One seemingly small and simple gesture like this I witnessed recently was one of my coworkers had a death in their family. She comes from an area that’s not too different from Meigs, so when her community attended the services, they came with food in hand. Specifically she had too many chicken noodles for her family to eat on her own so she had brought some to have some of us take them home. I brought them home and when my boyfriend asked where they came from and I explained, he acted like it was one of the weirdest things he had ever heard. He couldn’t understand why you would bring someone who just lost their family food. I explained it was just what you did, and you certainly never turned down anyone’s homemade noodles if you were offered them. This idea that during a time of grief like this that there are communities that don’t come together never even occurred to me, and even bothered me some. When something like that happens you just sit down as a community, have a big meal, and a few laughs about some memories from the past, it’s just what you do.

I’m extremely thankful for growing up in a town so caring and tightnit that it wasn’t strange if your neighbor was going through something that you just dropped by their place with some noodles. I’m not saying the answer to help with everything is noodles, but it couldn’t ever hurt either. Even though in the instance of this flooding causing damage to a lot of properties for businesses and individuals calls for a lot of hard work repairing everything, that doesn’t mean that’s the only meaningful way to help. What I’m really getting at here is in a time of crisis each member of the community has their own unique way to contribute to helping their neighbor through. It’s been a truly inspiring thing to watch this past week as people that grew up in the area, but are no longer there have offered to help from afar by sending gift cards to help people rebuild, those with equipment have offer their uses, people have donated their time, physical efforts, and yes, food for those working.

We all have a way we can impact any situation for a positive change, and I learned that growing up in Meigs County. It’s something I’ve carried with me every day I’ve been away from the area, and because of these values I help where I can when I can.
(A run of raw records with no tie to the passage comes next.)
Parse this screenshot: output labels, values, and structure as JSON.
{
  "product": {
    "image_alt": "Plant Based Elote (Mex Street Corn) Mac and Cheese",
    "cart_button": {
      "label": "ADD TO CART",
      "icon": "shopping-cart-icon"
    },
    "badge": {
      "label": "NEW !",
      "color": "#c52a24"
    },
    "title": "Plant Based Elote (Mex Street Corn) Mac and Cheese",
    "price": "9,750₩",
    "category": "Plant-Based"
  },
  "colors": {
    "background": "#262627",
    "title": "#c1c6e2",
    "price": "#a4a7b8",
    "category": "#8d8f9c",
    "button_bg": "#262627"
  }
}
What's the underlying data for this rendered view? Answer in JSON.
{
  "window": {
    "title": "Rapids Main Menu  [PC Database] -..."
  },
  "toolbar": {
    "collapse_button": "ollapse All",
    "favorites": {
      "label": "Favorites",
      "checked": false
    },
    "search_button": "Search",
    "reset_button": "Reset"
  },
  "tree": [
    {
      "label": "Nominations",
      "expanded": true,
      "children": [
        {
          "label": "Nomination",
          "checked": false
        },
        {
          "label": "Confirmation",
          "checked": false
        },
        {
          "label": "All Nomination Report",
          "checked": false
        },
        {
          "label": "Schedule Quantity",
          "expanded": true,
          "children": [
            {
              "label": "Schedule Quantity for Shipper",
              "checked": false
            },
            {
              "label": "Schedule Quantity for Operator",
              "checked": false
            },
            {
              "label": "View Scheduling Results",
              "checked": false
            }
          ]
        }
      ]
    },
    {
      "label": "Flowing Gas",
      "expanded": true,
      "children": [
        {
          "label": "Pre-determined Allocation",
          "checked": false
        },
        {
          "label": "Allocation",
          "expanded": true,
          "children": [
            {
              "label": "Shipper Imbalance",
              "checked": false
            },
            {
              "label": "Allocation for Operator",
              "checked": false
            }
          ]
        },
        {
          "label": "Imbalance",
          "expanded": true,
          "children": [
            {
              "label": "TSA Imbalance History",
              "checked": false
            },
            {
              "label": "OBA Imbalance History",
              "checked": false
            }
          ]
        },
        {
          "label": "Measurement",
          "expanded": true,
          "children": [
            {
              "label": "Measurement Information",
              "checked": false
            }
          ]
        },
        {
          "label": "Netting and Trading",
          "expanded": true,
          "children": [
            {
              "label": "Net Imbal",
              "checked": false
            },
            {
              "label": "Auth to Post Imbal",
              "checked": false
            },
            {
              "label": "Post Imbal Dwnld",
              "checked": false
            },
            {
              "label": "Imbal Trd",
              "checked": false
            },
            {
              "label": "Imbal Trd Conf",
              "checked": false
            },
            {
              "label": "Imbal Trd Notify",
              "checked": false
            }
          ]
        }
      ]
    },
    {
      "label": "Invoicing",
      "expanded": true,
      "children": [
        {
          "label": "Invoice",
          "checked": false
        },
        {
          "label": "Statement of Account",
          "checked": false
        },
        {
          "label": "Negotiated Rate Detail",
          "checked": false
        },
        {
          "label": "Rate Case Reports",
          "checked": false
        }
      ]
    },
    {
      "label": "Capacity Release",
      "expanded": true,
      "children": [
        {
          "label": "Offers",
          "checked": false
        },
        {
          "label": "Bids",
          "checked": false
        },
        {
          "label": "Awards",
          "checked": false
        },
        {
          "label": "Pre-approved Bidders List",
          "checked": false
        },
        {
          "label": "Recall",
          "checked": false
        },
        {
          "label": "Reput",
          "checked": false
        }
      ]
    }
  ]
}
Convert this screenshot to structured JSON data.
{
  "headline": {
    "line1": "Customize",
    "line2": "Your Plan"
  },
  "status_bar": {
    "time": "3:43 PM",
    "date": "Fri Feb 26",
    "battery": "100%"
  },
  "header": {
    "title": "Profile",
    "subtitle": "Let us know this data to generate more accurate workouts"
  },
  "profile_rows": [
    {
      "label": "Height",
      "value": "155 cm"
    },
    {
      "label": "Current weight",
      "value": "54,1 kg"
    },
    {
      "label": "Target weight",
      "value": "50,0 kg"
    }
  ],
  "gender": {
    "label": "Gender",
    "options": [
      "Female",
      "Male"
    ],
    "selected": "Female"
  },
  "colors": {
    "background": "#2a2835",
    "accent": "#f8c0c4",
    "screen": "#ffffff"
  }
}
I’ve learned you don’t have to be someone who comes from money and power to influence those around you positively. For those of you in flood affected areas I know the worst may not yet be behind you with more flooding predicted, but take heart in your community. I assure you if you need assistance all you need do is ask and your neighbors of Meigs County will be there to help, and those not affected, do what you do best and help however you can.